M and J are awake before the sun, waiting and whispering in the living room. When I come down the hall they spring into action, run to grab gift bags and a yellow Happy Birthday sign covered in Sharpie swirls and stars. J runs onto the dew wet grass, blue plastic scissors in hand, and collects tiny red orange flowers, tucks them into a silver cup, debates about its placement on the table. M tears bits of masking tape, adjusts the bike and purple bow. When P appears in the living room, eyes still mostly closed, whimpering slightly with the effort of waking, we surround her, whisper Happy Birthdays, take video of her sleepy confusion. Later, she opens each gift with wonder, a yarn doll, a watercolour painting. The sisters hug and grin, share sips of their juice boxes.

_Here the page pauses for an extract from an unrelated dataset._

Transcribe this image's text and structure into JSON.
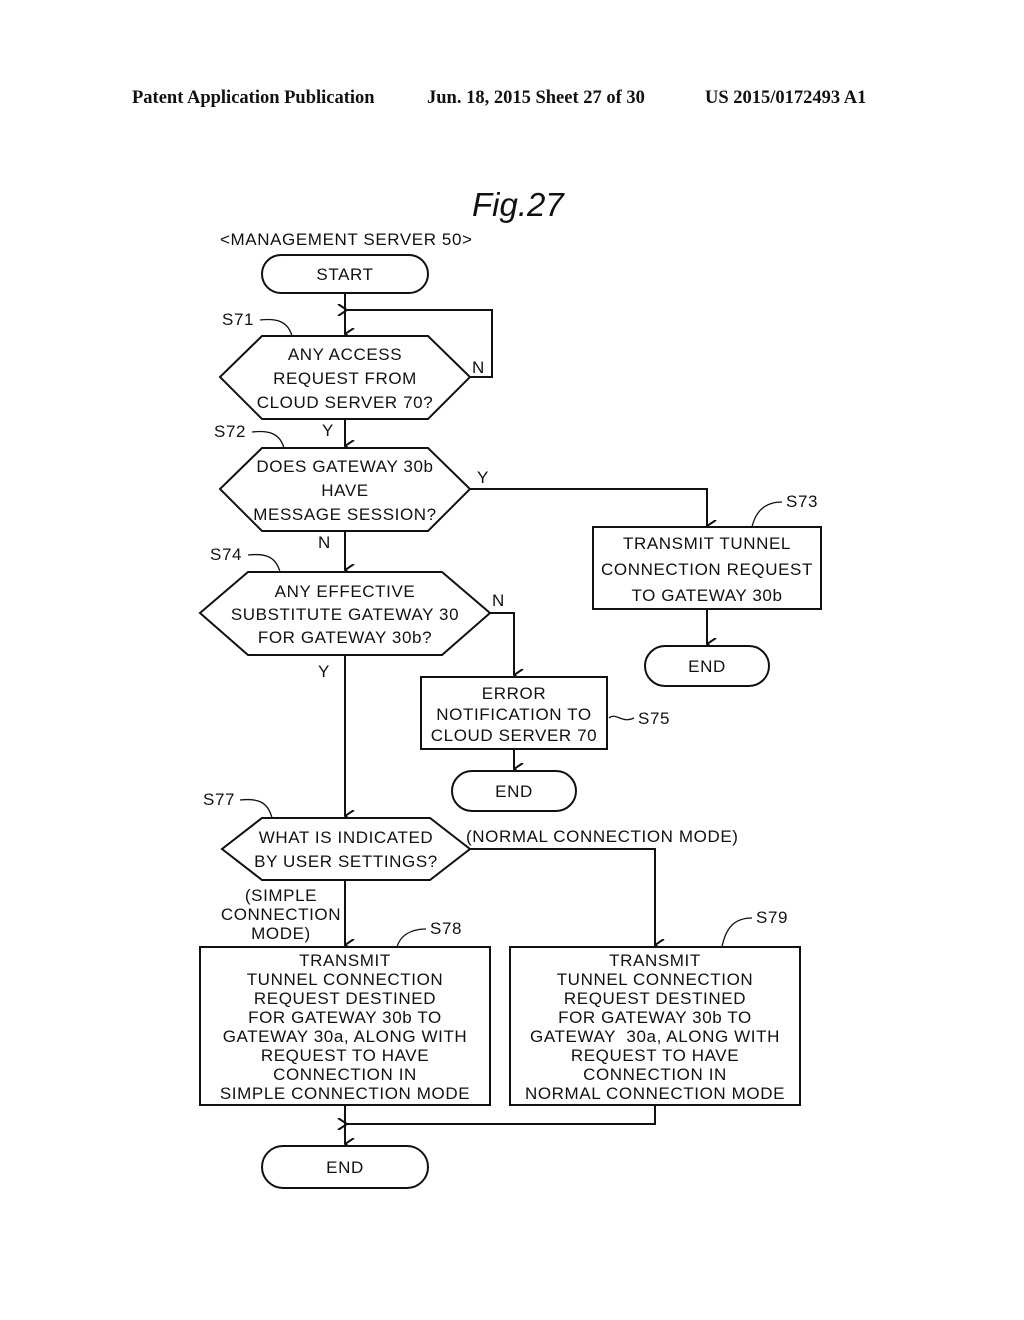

P rides her new bike across the grass, introduces the world to her red and orange yarn doll.
We walk across the gravel driveway and see two Egyptian Geese, eyes ringed like Cleopatra strutting across the grass. Two giant hornbills stare down from the jacaranda trees. J says one flew by her so close she “felt its whoosh.” I tell the girls the harrier hawk floated down onto our yard earlier like a heavy blanket. M laughs. “We’re attracting all the exotic birds!” We walk into the house like royalty.
J tugs my shirt. I crouch beside her, lean in to hear her whisper. “My feelings are broken”, she pauses, builds courage. She tells me a boy in her class told her that her apology didn’t count because she didn’t say “Sorry” correctly, said it too much like a Canadian, her O too perfectly formed. She tells me she knows it’s okay to have a Canadian accent, but doesn’t understand why other people don’t think so. Tears pool in the corners of her wide eyes. I hold her close on the kitchen tile.